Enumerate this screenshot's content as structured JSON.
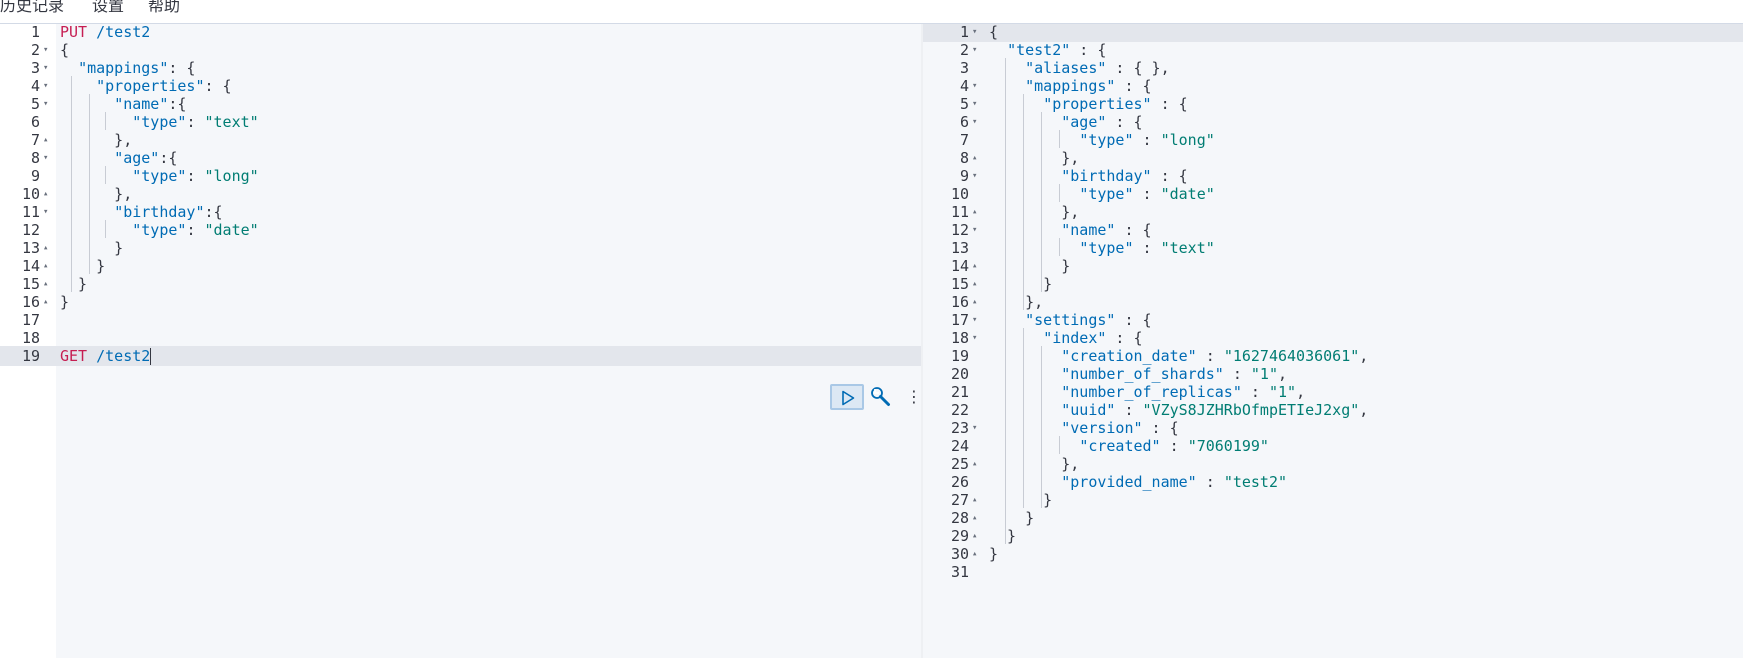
{
  "menu": {
    "history": "历史记录",
    "settings": "设置",
    "help": "帮助"
  },
  "request_editor": {
    "lines": [
      {
        "n": "1",
        "fold": "",
        "tokens": [
          {
            "c": "m",
            "t": "PUT"
          },
          {
            "c": "k",
            "t": " /test2"
          }
        ]
      },
      {
        "n": "2",
        "fold": "down",
        "tokens": [
          {
            "c": "p",
            "t": "{"
          }
        ]
      },
      {
        "n": "3",
        "fold": "down",
        "tokens": [
          {
            "c": "p",
            "t": "  "
          },
          {
            "c": "k",
            "t": "\"mappings\""
          },
          {
            "c": "p",
            "t": ": {"
          }
        ]
      },
      {
        "n": "4",
        "fold": "down",
        "tokens": [
          {
            "c": "p",
            "t": "    "
          },
          {
            "c": "k",
            "t": "\"properties\""
          },
          {
            "c": "p",
            "t": ": {"
          }
        ]
      },
      {
        "n": "5",
        "fold": "down",
        "tokens": [
          {
            "c": "p",
            "t": "      "
          },
          {
            "c": "k",
            "t": "\"name\""
          },
          {
            "c": "p",
            "t": ":{"
          }
        ]
      },
      {
        "n": "6",
        "fold": "",
        "tokens": [
          {
            "c": "p",
            "t": "        "
          },
          {
            "c": "k",
            "t": "\"type\""
          },
          {
            "c": "p",
            "t": ": "
          },
          {
            "c": "s",
            "t": "\"text\""
          }
        ]
      },
      {
        "n": "7",
        "fold": "up",
        "tokens": [
          {
            "c": "p",
            "t": "      },"
          }
        ]
      },
      {
        "n": "8",
        "fold": "down",
        "tokens": [
          {
            "c": "p",
            "t": "      "
          },
          {
            "c": "k",
            "t": "\"age\""
          },
          {
            "c": "p",
            "t": ":{"
          }
        ]
      },
      {
        "n": "9",
        "fold": "",
        "tokens": [
          {
            "c": "p",
            "t": "        "
          },
          {
            "c": "k",
            "t": "\"type\""
          },
          {
            "c": "p",
            "t": ": "
          },
          {
            "c": "s",
            "t": "\"long\""
          }
        ]
      },
      {
        "n": "10",
        "fold": "up",
        "tokens": [
          {
            "c": "p",
            "t": "      },"
          }
        ]
      },
      {
        "n": "11",
        "fold": "down",
        "tokens": [
          {
            "c": "p",
            "t": "      "
          },
          {
            "c": "k",
            "t": "\"birthday\""
          },
          {
            "c": "p",
            "t": ":{"
          }
        ]
      },
      {
        "n": "12",
        "fold": "",
        "tokens": [
          {
            "c": "p",
            "t": "        "
          },
          {
            "c": "k",
            "t": "\"type\""
          },
          {
            "c": "p",
            "t": ": "
          },
          {
            "c": "s",
            "t": "\"date\""
          }
        ]
      },
      {
        "n": "13",
        "fold": "up",
        "tokens": [
          {
            "c": "p",
            "t": "      }"
          }
        ]
      },
      {
        "n": "14",
        "fold": "up",
        "tokens": [
          {
            "c": "p",
            "t": "    }"
          }
        ]
      },
      {
        "n": "15",
        "fold": "up",
        "tokens": [
          {
            "c": "p",
            "t": "  }"
          }
        ]
      },
      {
        "n": "16",
        "fold": "up",
        "tokens": [
          {
            "c": "p",
            "t": "}"
          }
        ]
      },
      {
        "n": "17",
        "fold": "",
        "tokens": []
      },
      {
        "n": "18",
        "fold": "",
        "tokens": []
      },
      {
        "n": "19",
        "fold": "",
        "active": true,
        "tokens": [
          {
            "c": "m",
            "t": "GET"
          },
          {
            "c": "k",
            "t": " /test2"
          }
        ]
      }
    ]
  },
  "response_viewer": {
    "lines": [
      {
        "n": "1",
        "fold": "down",
        "active": true,
        "tokens": [
          {
            "c": "p",
            "t": "{"
          }
        ]
      },
      {
        "n": "2",
        "fold": "down",
        "tokens": [
          {
            "c": "p",
            "t": "  "
          },
          {
            "c": "k",
            "t": "\"test2\""
          },
          {
            "c": "p",
            "t": " : {"
          }
        ]
      },
      {
        "n": "3",
        "fold": "",
        "tokens": [
          {
            "c": "p",
            "t": "    "
          },
          {
            "c": "k",
            "t": "\"aliases\""
          },
          {
            "c": "p",
            "t": " : { },"
          }
        ]
      },
      {
        "n": "4",
        "fold": "down",
        "tokens": [
          {
            "c": "p",
            "t": "    "
          },
          {
            "c": "k",
            "t": "\"mappings\""
          },
          {
            "c": "p",
            "t": " : {"
          }
        ]
      },
      {
        "n": "5",
        "fold": "down",
        "tokens": [
          {
            "c": "p",
            "t": "      "
          },
          {
            "c": "k",
            "t": "\"properties\""
          },
          {
            "c": "p",
            "t": " : {"
          }
        ]
      },
      {
        "n": "6",
        "fold": "down",
        "tokens": [
          {
            "c": "p",
            "t": "        "
          },
          {
            "c": "k",
            "t": "\"age\""
          },
          {
            "c": "p",
            "t": " : {"
          }
        ]
      },
      {
        "n": "7",
        "fold": "",
        "tokens": [
          {
            "c": "p",
            "t": "          "
          },
          {
            "c": "k",
            "t": "\"type\""
          },
          {
            "c": "p",
            "t": " : "
          },
          {
            "c": "s",
            "t": "\"long\""
          }
        ]
      },
      {
        "n": "8",
        "fold": "up",
        "tokens": [
          {
            "c": "p",
            "t": "        },"
          }
        ]
      },
      {
        "n": "9",
        "fold": "down",
        "tokens": [
          {
            "c": "p",
            "t": "        "
          },
          {
            "c": "k",
            "t": "\"birthday\""
          },
          {
            "c": "p",
            "t": " : {"
          }
        ]
      },
      {
        "n": "10",
        "fold": "",
        "tokens": [
          {
            "c": "p",
            "t": "          "
          },
          {
            "c": "k",
            "t": "\"type\""
          },
          {
            "c": "p",
            "t": " : "
          },
          {
            "c": "s",
            "t": "\"date\""
          }
        ]
      },
      {
        "n": "11",
        "fold": "up",
        "tokens": [
          {
            "c": "p",
            "t": "        },"
          }
        ]
      },
      {
        "n": "12",
        "fold": "down",
        "tokens": [
          {
            "c": "p",
            "t": "        "
          },
          {
            "c": "k",
            "t": "\"name\""
          },
          {
            "c": "p",
            "t": " : {"
          }
        ]
      },
      {
        "n": "13",
        "fold": "",
        "tokens": [
          {
            "c": "p",
            "t": "          "
          },
          {
            "c": "k",
            "t": "\"type\""
          },
          {
            "c": "p",
            "t": " : "
          },
          {
            "c": "s",
            "t": "\"text\""
          }
        ]
      },
      {
        "n": "14",
        "fold": "up",
        "tokens": [
          {
            "c": "p",
            "t": "        }"
          }
        ]
      },
      {
        "n": "15",
        "fold": "up",
        "tokens": [
          {
            "c": "p",
            "t": "      }"
          }
        ]
      },
      {
        "n": "16",
        "fold": "up",
        "tokens": [
          {
            "c": "p",
            "t": "    },"
          }
        ]
      },
      {
        "n": "17",
        "fold": "down",
        "tokens": [
          {
            "c": "p",
            "t": "    "
          },
          {
            "c": "k",
            "t": "\"settings\""
          },
          {
            "c": "p",
            "t": " : {"
          }
        ]
      },
      {
        "n": "18",
        "fold": "down",
        "tokens": [
          {
            "c": "p",
            "t": "      "
          },
          {
            "c": "k",
            "t": "\"index\""
          },
          {
            "c": "p",
            "t": " : {"
          }
        ]
      },
      {
        "n": "19",
        "fold": "",
        "tokens": [
          {
            "c": "p",
            "t": "        "
          },
          {
            "c": "k",
            "t": "\"creation_date\""
          },
          {
            "c": "p",
            "t": " : "
          },
          {
            "c": "s",
            "t": "\"1627464036061\""
          },
          {
            "c": "p",
            "t": ","
          }
        ]
      },
      {
        "n": "20",
        "fold": "",
        "tokens": [
          {
            "c": "p",
            "t": "        "
          },
          {
            "c": "k",
            "t": "\"number_of_shards\""
          },
          {
            "c": "p",
            "t": " : "
          },
          {
            "c": "s",
            "t": "\"1\""
          },
          {
            "c": "p",
            "t": ","
          }
        ]
      },
      {
        "n": "21",
        "fold": "",
        "tokens": [
          {
            "c": "p",
            "t": "        "
          },
          {
            "c": "k",
            "t": "\"number_of_replicas\""
          },
          {
            "c": "p",
            "t": " : "
          },
          {
            "c": "s",
            "t": "\"1\""
          },
          {
            "c": "p",
            "t": ","
          }
        ]
      },
      {
        "n": "22",
        "fold": "",
        "tokens": [
          {
            "c": "p",
            "t": "        "
          },
          {
            "c": "k",
            "t": "\"uuid\""
          },
          {
            "c": "p",
            "t": " : "
          },
          {
            "c": "s",
            "t": "\"VZyS8JZHRbOfmpETIeJ2xg\""
          },
          {
            "c": "p",
            "t": ","
          }
        ]
      },
      {
        "n": "23",
        "fold": "down",
        "tokens": [
          {
            "c": "p",
            "t": "        "
          },
          {
            "c": "k",
            "t": "\"version\""
          },
          {
            "c": "p",
            "t": " : {"
          }
        ]
      },
      {
        "n": "24",
        "fold": "",
        "tokens": [
          {
            "c": "p",
            "t": "          "
          },
          {
            "c": "k",
            "t": "\"created\""
          },
          {
            "c": "p",
            "t": " : "
          },
          {
            "c": "s",
            "t": "\"7060199\""
          }
        ]
      },
      {
        "n": "25",
        "fold": "up",
        "tokens": [
          {
            "c": "p",
            "t": "        },"
          }
        ]
      },
      {
        "n": "26",
        "fold": "",
        "tokens": [
          {
            "c": "p",
            "t": "        "
          },
          {
            "c": "k",
            "t": "\"provided_name\""
          },
          {
            "c": "p",
            "t": " : "
          },
          {
            "c": "s",
            "t": "\"test2\""
          }
        ]
      },
      {
        "n": "27",
        "fold": "up",
        "tokens": [
          {
            "c": "p",
            "t": "      }"
          }
        ]
      },
      {
        "n": "28",
        "fold": "up",
        "tokens": [
          {
            "c": "p",
            "t": "    }"
          }
        ]
      },
      {
        "n": "29",
        "fold": "up",
        "tokens": [
          {
            "c": "p",
            "t": "  }"
          }
        ]
      },
      {
        "n": "30",
        "fold": "up",
        "tokens": [
          {
            "c": "p",
            "t": "}"
          }
        ]
      },
      {
        "n": "31",
        "fold": "",
        "tokens": []
      }
    ]
  },
  "actions": {
    "run_icon": "play-icon",
    "wrench_icon": "wrench-icon",
    "more_icon": "more-vertical-icon",
    "more_glyph": "⋮"
  },
  "colors": {
    "method": "#C61E52",
    "key": "#006BB4",
    "string": "#017D73",
    "editor_bg": "#f5f7fa",
    "active_line": "#e3e6ec"
  }
}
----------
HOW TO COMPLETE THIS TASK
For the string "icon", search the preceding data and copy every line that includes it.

OUTPUT
    "run_icon": "play-icon",
    "wrench_icon": "wrench-icon",
    "more_icon": "more-vertical-icon",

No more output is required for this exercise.